Friday, March 2, 2012

what makes a life?

This morning I watched some footage of the devastation following the tornadoes in the mid-west. I felt so sad thinking of what those people went through (the fear) and what they are now facing (the losses).

One scene showed a woman picking through the rubble of her home for remnants of her life. Amid the broken drywall and snapped wood, she had started to build a stack of dishes: china, white with blue and purple flowers in a sprinkled pattern around the scalloped edges. Three plates. Two teacups. And she was looking for more.

It made me think about what makes a life. Sure, we need a roof and food and warmth. But we also need these pieces of material that represent so much more. I don't have time to make a complete list today (I hope this entry  reminds me to come back and add later), but I started thinking about what I'd hope to find in the rubble if such a calamity happened to me--and what those bits mean in my life.

Two teacups. My great-grandmother collected teacups. Her sons (including my grandfather) were in the navy and merchant marine, and they traveled all over the world. Wherever they traveled, they brought back teacups for their mother. As a small girl, I remember spending hours looking through the glass doors of the cupboard built especially for those cups and saucers in her home. She had the whole world in a cupboard in her small home in a small town in Idaho! Sometimes she would take some cups out and tell me where they were from. She handled them gently--they were, after all, fragile. But I could tell they meant more than just bits of porcelain to her.
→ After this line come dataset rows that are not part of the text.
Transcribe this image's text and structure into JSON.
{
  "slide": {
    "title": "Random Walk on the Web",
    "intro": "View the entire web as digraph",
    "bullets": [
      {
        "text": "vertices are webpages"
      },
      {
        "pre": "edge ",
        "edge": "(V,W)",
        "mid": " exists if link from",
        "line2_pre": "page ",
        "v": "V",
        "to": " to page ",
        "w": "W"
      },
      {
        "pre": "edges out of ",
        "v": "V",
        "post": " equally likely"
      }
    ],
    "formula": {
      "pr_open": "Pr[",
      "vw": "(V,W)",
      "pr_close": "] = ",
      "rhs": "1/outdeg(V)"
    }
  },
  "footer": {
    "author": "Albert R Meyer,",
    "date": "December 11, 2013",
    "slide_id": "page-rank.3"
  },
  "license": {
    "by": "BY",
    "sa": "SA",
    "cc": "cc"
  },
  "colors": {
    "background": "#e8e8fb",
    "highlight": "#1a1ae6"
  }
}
When she passed away, I was given two of her cups and one saucer, ones my own grandfather had given her. One was from China and one was from England. The saucer was broken in a move, but the cups are still in my care. When my children were little, I kept them up on shelves, high enough to protect them (I thought) but still where I could see them and think of Gram. Even that, however, didn't prevent the breakage of one of the cups. One of my daughters--about 1 and 1/2 at the time--had stood up in her high chair (this was before the days of belts) and taken her bib off and was waving it around. Her antics knocked the cup off the high shelf, causing it to break. My heart was broken, but I couldn't really be mad at a baby for doing what babies do. I picked up the pieces and glued the cup together again, crying as I did so. My older children were small, too, but they still remember that. From that day on, they took it upon themselves to warn the younger children not to damage the cups. To do so made mom sad. They have told their own children, my grand-children, about the value of the cups--and how much they mean to grandma.
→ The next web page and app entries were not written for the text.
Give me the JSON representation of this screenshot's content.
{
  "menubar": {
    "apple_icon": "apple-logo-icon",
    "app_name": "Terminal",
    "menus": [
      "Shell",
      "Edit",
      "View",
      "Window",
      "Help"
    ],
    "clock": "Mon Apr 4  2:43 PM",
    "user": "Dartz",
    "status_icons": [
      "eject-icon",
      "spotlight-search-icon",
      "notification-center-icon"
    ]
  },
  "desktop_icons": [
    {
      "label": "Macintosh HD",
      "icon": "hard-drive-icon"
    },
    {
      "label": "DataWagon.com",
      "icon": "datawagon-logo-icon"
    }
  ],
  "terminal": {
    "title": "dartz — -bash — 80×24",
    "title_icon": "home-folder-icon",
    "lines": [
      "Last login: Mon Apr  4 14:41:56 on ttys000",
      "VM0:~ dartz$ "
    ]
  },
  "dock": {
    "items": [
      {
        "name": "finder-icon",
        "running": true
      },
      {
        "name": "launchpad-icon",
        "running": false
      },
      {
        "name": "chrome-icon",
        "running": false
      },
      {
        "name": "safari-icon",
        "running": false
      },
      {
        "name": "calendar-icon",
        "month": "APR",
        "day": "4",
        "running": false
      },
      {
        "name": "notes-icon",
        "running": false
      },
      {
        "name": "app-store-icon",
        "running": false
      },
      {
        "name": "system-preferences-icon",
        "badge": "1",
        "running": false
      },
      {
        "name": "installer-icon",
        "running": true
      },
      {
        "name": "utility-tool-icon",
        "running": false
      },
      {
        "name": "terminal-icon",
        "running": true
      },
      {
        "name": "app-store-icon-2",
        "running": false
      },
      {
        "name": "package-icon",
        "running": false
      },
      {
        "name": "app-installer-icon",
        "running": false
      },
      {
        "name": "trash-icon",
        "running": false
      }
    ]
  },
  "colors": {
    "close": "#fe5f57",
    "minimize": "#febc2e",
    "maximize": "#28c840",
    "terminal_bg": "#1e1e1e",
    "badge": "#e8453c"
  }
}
Now, when I look inside the cup and see the delicate lines that show where the cup was pieced together nearly thirty years ago, I remember all the way back to the wall of cups and my great-grandmother pulling them out to show me her treasures that meant her sons thought of her wherever they were in the world. I remember my choice of balancing loss with patience. And I see my own grandchildren looking at the cups with wonder, as if they can't imagine someone who is older than their grandma's grandma having such a thing. So, if I lost my home, I would hope to find the teacups. They don't hold tea anymore. They hold generations of memories.


  1. People may say that material things don't matter but sometimes a cup is more than a cup.As you said: they hold the generations of memories. Your writing is thoughtful and beautiful.
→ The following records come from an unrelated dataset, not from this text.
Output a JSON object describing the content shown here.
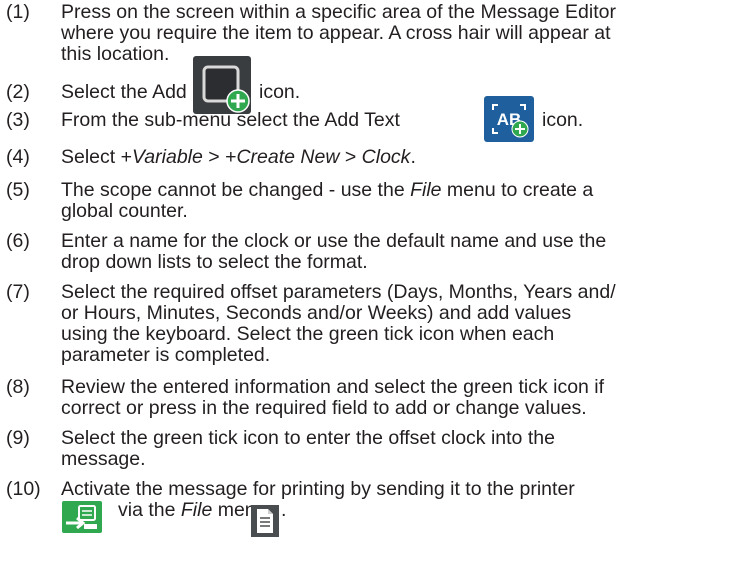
{
  "steps": [
    {
      "num": "(1)",
      "lines": [
        "Press on the screen within a specific area of the Message Editor",
        "where you require the item to appear. A cross hair will appear at",
        "this location."
      ]
    },
    {
      "num": "(2)",
      "pre": "Select the Add",
      "post": "icon."
    },
    {
      "num": "(3)",
      "pre": "From the sub-menu select the Add Text",
      "post": "icon."
    },
    {
      "num": "(4)",
      "parts": [
        "Select +",
        "Variable",
        " > +",
        "Create New",
        " > ",
        "Clock",
        "."
      ]
    },
    {
      "num": "(5)",
      "line1_a": "The scope cannot be changed - use the ",
      "line1_em": "File",
      "line1_b": " menu to create a",
      "line2": "global counter."
    },
    {
      "num": "(6)",
      "lines": [
        "Enter a name for the clock or use the default name and use the",
        "drop down lists to select the format."
      ]
    },
    {
      "num": "(7)",
      "lines": [
        "Select the required offset parameters (Days, Months, Years and/",
        "or Hours, Minutes, Seconds and/or Weeks) and add values",
        "using the keyboard. Select the green tick icon when each",
        "parameter is completed."
      ]
    },
    {
      "num": "(8)",
      "lines": [
        "Review the entered information and select the green tick icon if",
        "correct or press in the required field to add or change values."
      ]
    },
    {
      "num": "(9)",
      "lines": [
        "Select the green tick icon to enter the offset clock into the",
        "message."
      ]
    },
    {
      "num": "(10)",
      "line1": "Activate the message for printing by sending it to the printer",
      "l2_a": "via the ",
      "l2_em": "File",
      "l2_b": " menu",
      "l2_end": "."
    }
  ],
  "icons": {
    "add": "add-item-icon",
    "add_text": "add-text-icon",
    "add_text_glyph": "AB",
    "send_to_printer": "send-to-printer-icon",
    "file_menu": "file-menu-icon"
  },
  "colors": {
    "text": "#231f20",
    "green": "#2fa84f",
    "dark_tile": "#3a3d40",
    "blue_tile": "#1f5f9e"
  }
}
  2. It's just a beautiful capturing of your story, for all those generations here now, & to come. Now you've filled the teacups with special words.